ACTIVITY
Your answer should be one number: the count of lines below that contain "active".

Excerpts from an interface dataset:
- - - - - - -

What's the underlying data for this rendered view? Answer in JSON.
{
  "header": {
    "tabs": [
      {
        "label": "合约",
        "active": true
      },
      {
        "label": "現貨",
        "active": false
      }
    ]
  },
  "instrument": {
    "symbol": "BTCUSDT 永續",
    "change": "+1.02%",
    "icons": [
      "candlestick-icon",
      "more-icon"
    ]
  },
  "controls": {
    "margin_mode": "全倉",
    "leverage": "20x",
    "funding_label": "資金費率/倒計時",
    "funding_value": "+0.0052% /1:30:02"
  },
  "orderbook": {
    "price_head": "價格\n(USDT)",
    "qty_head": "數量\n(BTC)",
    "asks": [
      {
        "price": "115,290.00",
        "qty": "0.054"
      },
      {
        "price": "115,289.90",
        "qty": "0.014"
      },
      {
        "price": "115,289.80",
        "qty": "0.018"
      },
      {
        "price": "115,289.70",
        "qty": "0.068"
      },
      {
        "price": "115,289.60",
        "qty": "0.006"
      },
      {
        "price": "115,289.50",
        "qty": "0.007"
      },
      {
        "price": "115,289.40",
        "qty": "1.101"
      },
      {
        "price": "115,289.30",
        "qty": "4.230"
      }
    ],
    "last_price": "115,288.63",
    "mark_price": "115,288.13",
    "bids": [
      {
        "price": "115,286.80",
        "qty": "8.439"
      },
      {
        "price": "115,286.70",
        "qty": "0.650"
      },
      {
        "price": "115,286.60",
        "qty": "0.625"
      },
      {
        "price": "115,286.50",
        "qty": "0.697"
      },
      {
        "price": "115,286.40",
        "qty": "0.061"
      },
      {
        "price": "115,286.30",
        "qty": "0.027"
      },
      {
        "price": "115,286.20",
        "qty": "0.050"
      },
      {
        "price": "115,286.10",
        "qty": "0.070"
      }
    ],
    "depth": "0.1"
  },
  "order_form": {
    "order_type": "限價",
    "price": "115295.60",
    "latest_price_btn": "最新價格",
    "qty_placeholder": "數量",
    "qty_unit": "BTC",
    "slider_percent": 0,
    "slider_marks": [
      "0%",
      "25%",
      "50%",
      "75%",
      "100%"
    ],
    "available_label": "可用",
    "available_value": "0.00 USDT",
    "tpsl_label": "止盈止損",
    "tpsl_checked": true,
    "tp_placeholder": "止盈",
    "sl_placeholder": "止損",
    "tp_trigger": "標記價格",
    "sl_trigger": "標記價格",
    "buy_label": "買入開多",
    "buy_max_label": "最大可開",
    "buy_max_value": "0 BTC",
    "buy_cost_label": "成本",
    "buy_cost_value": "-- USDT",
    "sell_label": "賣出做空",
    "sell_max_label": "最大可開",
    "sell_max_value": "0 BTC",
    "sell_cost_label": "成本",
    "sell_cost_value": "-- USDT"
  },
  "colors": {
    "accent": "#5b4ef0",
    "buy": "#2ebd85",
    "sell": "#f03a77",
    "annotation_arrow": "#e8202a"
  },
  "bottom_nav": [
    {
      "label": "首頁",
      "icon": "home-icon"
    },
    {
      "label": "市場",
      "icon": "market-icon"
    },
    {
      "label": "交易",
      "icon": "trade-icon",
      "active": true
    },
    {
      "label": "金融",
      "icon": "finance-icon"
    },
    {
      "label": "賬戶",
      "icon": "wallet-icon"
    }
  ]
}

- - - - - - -

SOLUTION FOR THIS EXERCISE
3